For an underride scenario, one strategic option is to stabilize the truck’s trailer and extricate the trapped patients from the vehicle by opening the side of the vehicle or by completing a trunk tunneling task. Another option is to lift the truck’s trailer off of the vehicle beneath it. Yet another strategic decision that could be made is to pull the vehicle out from underneath the larger vehicle and then extricate the occupants at that point. You have to make those strategic decisions at the scene.
Regardless of which rescue strategy is used, a common tactical consideration should be to gain control of the suspension systems of both vehicles. To capture the suspension, rescuers use equipment to secure the shock absorbers, coil springs, leaf springs, axles or even air suspension systems in the condition found.
Think about it. If a car rammed under a truck, its front suspension system is compressed because it’s jammed underneath the trailer. In the same vane, if the trailer was not fully loaded, the trailer may be lifted upward slightly expanding its rear suspension system.

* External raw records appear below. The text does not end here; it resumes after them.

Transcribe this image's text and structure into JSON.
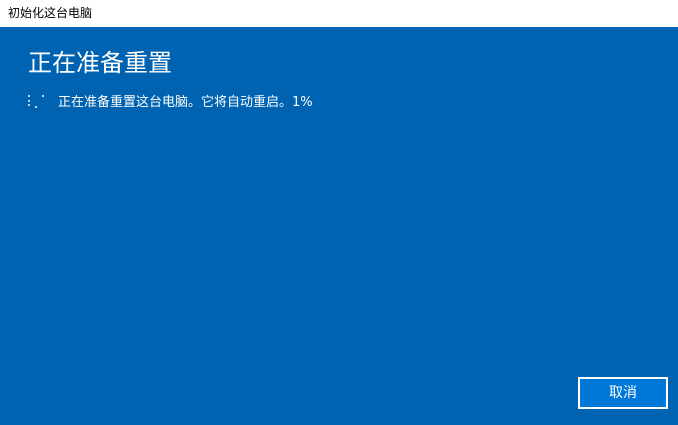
{
  "window": {
    "title": "初始化这台电脑"
  },
  "main": {
    "heading": "正在准备重置",
    "status_text": "正在准备重置这台电脑。它将自动重启。1%",
    "progress_percent": 1
  },
  "buttons": {
    "cancel_label": "取消"
  },
  "icons": {
    "spinner": "loading-spinner-icon"
  },
  "colors": {
    "background": "#0063b1",
    "titlebar": "#ffffff",
    "text": "#ffffff",
    "button_fill": "#0078d7",
    "button_border": "#ffffff"
  }
}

You want it to remain that way and capturing the suspension is what makes that possible.
For the car, you use equipment such as ratchet straps or chains to secure the front suspension in the compressed position. Strapping is typically run from one front wheel across to the other front wheel. This is the difficult part and one that needs to be practiced during training. Ideally, you run from one wheel, across the hood, and hook to the other wheel but the problem may be that the hood is not accessible. You have to work on this scenario to come up with options that will work for you.
To capture the rear suspension of the trailer, you are either binding the suspension up and tight to the truck or you are trying to maintain the distance between the trailer flooring and the axle. Rescuers pack cribbing in the space between the axle and the underside of the trailer floor to accomplish that.
Weighing your options
Therefore, with both suspensions taken care of, you have several tactical choices. You can use lifting equipment to lift the trailer off the car or you can bring in a heavy wrecker to lift the trailer. Since you captured that rear suspension, it will come right along with the trailer. Since you packed cribbing between the rear axle and the underside of the trailer, you also have the option of lifting the large vehicle by working beneath its rear axle. Now, every inch of lift with the tools will result in lift of the truck. You won’t waste effort lifting the axle only to find that it’s just compressing the suspension and that the truck is not going up at all.
Since you captured the suspension of the car, as you lift the truck, the car will also stay low which gives you more clearance sooner in the lifting task. Without capturing, the car’s suspension would rise up and you would not gain any clearance during the initial part of the lift.
Rescue teams are encouraged to stage an underride scenario and practice techniques for capturing the suspension of the larger vehicle and the vehicle placed under it. Practicing now can make a big difference at an actual scene.